Items from a dataset
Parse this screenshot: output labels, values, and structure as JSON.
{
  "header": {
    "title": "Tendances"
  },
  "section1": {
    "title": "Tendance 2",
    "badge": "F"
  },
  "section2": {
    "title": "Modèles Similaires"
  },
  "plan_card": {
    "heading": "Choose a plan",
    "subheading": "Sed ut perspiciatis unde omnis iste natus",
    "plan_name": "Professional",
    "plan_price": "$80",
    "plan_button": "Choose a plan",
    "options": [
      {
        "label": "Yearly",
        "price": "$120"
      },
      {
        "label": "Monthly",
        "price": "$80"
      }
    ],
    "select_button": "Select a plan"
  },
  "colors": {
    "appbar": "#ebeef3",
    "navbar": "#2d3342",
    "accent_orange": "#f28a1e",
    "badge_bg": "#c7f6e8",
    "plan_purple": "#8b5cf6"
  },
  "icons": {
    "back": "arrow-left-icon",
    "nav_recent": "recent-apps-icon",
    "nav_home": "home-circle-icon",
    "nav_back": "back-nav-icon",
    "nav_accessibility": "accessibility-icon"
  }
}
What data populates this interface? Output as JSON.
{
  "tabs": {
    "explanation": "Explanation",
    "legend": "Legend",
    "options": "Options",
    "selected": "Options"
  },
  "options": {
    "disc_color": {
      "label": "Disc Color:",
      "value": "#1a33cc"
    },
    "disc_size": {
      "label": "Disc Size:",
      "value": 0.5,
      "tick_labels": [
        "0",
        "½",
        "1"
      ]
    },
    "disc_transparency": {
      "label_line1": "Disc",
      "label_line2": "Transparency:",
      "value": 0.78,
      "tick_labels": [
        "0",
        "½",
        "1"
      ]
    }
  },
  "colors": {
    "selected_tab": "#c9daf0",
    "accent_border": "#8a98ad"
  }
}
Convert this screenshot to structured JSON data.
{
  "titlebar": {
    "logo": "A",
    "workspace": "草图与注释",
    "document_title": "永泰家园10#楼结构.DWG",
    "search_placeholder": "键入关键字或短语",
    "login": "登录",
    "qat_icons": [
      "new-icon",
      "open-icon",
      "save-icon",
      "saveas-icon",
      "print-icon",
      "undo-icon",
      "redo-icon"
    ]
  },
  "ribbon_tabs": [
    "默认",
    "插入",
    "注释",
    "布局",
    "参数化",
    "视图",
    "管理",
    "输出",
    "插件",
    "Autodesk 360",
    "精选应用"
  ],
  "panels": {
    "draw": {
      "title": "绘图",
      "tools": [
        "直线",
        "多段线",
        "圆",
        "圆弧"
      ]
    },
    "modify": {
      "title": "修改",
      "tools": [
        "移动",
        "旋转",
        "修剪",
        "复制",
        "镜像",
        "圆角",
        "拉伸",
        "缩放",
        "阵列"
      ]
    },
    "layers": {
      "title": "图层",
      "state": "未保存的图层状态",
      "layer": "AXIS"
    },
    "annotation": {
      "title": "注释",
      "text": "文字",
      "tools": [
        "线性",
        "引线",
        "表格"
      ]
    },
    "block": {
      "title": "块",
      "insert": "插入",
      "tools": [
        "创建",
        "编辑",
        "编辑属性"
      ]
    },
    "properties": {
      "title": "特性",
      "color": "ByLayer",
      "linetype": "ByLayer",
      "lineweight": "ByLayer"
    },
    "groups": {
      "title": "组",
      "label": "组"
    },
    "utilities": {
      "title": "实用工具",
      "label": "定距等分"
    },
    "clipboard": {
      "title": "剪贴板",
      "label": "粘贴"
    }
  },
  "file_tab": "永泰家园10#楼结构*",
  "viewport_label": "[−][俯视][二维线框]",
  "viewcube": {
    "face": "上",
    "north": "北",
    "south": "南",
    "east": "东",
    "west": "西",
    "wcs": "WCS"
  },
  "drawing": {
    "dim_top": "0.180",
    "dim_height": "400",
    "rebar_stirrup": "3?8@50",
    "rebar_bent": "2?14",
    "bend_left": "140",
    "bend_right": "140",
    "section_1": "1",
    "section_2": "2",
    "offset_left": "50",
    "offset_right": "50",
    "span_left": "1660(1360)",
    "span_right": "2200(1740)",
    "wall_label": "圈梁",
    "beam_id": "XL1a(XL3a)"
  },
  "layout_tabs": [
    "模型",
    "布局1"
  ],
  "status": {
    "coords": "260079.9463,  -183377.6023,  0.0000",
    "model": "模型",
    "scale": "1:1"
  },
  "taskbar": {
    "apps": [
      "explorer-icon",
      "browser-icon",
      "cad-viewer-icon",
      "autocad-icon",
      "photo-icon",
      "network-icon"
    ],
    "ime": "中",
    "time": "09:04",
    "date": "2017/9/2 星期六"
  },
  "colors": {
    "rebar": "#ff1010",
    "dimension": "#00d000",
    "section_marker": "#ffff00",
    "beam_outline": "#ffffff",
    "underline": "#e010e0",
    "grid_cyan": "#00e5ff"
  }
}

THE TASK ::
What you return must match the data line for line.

ANSWER ::
Parse this screenshot: output labels, values, and structure as JSON.
{
  "header": {
    "title": "Tendances"
  },
  "section1": {
    "title": "Tendance 2",
    "badge": "F"
  },
  "section2": {
    "title": "Modèles Similaires"
  },
  "plan_card": {
    "heading": "Choose a plan",
    "subheading": "Sed ut perspiciatis unde omnis iste natus",
    "plan_name": "Professional",
    "plan_price": "$80",
    "plan_button": "Choose a plan",
    "options": [
      {
        "label": "Yearly",
        "price": "$120"
      },
      {
        "label": "Monthly",
        "price": "$80"
      }
    ],
    "select_button": "Select a plan"
  },
  "colors": {
    "appbar": "#ebeef3",
    "navbar": "#2d3342",
    "accent_orange": "#f28a1e",
    "badge_bg": "#c7f6e8",
    "plan_purple": "#8b5cf6"
  },
  "icons": {
    "back": "arrow-left-icon",
    "nav_recent": "recent-apps-icon",
    "nav_home": "home-circle-icon",
    "nav_back": "back-nav-icon",
    "nav_accessibility": "accessibility-icon"
  }
}
What data populates this interface? Output as JSON.
{
  "tabs": {
    "explanation": "Explanation",
    "legend": "Legend",
    "options": "Options",
    "selected": "Options"
  },
  "options": {
    "disc_color": {
      "label": "Disc Color:",
      "value": "#1a33cc"
    },
    "disc_size": {
      "label": "Disc Size:",
      "value": 0.5,
      "tick_labels": [
        "0",
        "½",
        "1"
      ]
    },
    "disc_transparency": {
      "label_line1": "Disc",
      "label_line2": "Transparency:",
      "value": 0.78,
      "tick_labels": [
        "0",
        "½",
        "1"
      ]
    }
  },
  "colors": {
    "selected_tab": "#c9daf0",
    "accent_border": "#8a98ad"
  }
}
Convert this screenshot to structured JSON data.
{
  "titlebar": {
    "logo": "A",
    "workspace": "草图与注释",
    "document_title": "永泰家园10#楼结构.DWG",
    "search_placeholder": "键入关键字或短语",
    "login": "登录",
    "qat_icons": [
      "new-icon",
      "open-icon",
      "save-icon",
      "saveas-icon",
      "print-icon",
      "undo-icon",
      "redo-icon"
    ]
  },
  "ribbon_tabs": [
    "默认",
    "插入",
    "注释",
    "布局",
    "参数化",
    "视图",
    "管理",
    "输出",
    "插件",
    "Autodesk 360",
    "精选应用"
  ],
  "panels": {
    "draw": {
      "title": "绘图",
      "tools": [
        "直线",
        "多段线",
        "圆",
        "圆弧"
      ]
    },
    "modify": {
      "title": "修改",
      "tools": [
        "移动",
        "旋转",
        "修剪",
        "复制",
        "镜像",
        "圆角",
        "拉伸",
        "缩放",
        "阵列"
      ]
    },
    "layers": {
      "title": "图层",
      "state": "未保存的图层状态",
      "layer": "AXIS"
    },
    "annotation": {
      "title": "注释",
      "text": "文字",
      "tools": [
        "线性",
        "引线",
        "表格"
      ]
    },
    "block": {
      "title": "块",
      "insert": "插入",
      "tools": [
        "创建",
        "编辑",
        "编辑属性"
      ]
    },
    "properties": {
      "title": "特性",
      "color": "ByLayer",
      "linetype": "ByLayer",
      "lineweight": "ByLayer"
    },
    "groups": {
      "title": "组",
      "label": "组"
    },
    "utilities": {
      "title": "实用工具",
      "label": "定距等分"
    },
    "clipboard": {
      "title": "剪贴板",
      "label": "粘贴"
    }
  },
  "file_tab": "永泰家园10#楼结构*",
  "viewport_label": "[−][俯视][二维线框]",
  "viewcube": {
    "face": "上",
    "north": "北",
    "south": "南",
    "east": "东",
    "west": "西",
    "wcs": "WCS"
  },
  "drawing": {
    "dim_top": "0.180",
    "dim_height": "400",
    "rebar_stirrup": "3?8@50",
    "rebar_bent": "2?14",
    "bend_left": "140",
    "bend_right": "140",
    "section_1": "1",
    "section_2": "2",
    "offset_left": "50",
    "offset_right": "50",
    "span_left": "1660(1360)",
    "span_right": "2200(1740)",
    "wall_label": "圈梁",
    "beam_id": "XL1a(XL3a)"
  },
  "layout_tabs": [
    "模型",
    "布局1"
  ],
  "status": {
    "coords": "260079.9463,  -183377.6023,  0.0000",
    "model": "模型",
    "scale": "1:1"
  },
  "taskbar": {
    "apps": [
      "explorer-icon",
      "browser-icon",
      "cad-viewer-icon",
      "autocad-icon",
      "photo-icon",
      "network-icon"
    ],
    "ime": "中",
    "time": "09:04",
    "date": "2017/9/2 星期六"
  },
  "colors": {
    "rebar": "#ff1010",
    "dimension": "#00d000",
    "section_marker": "#ffff00",
    "beam_outline": "#ffffff",
    "underline": "#e010e0",
    "grid_cyan": "#00e5ff"
  }
}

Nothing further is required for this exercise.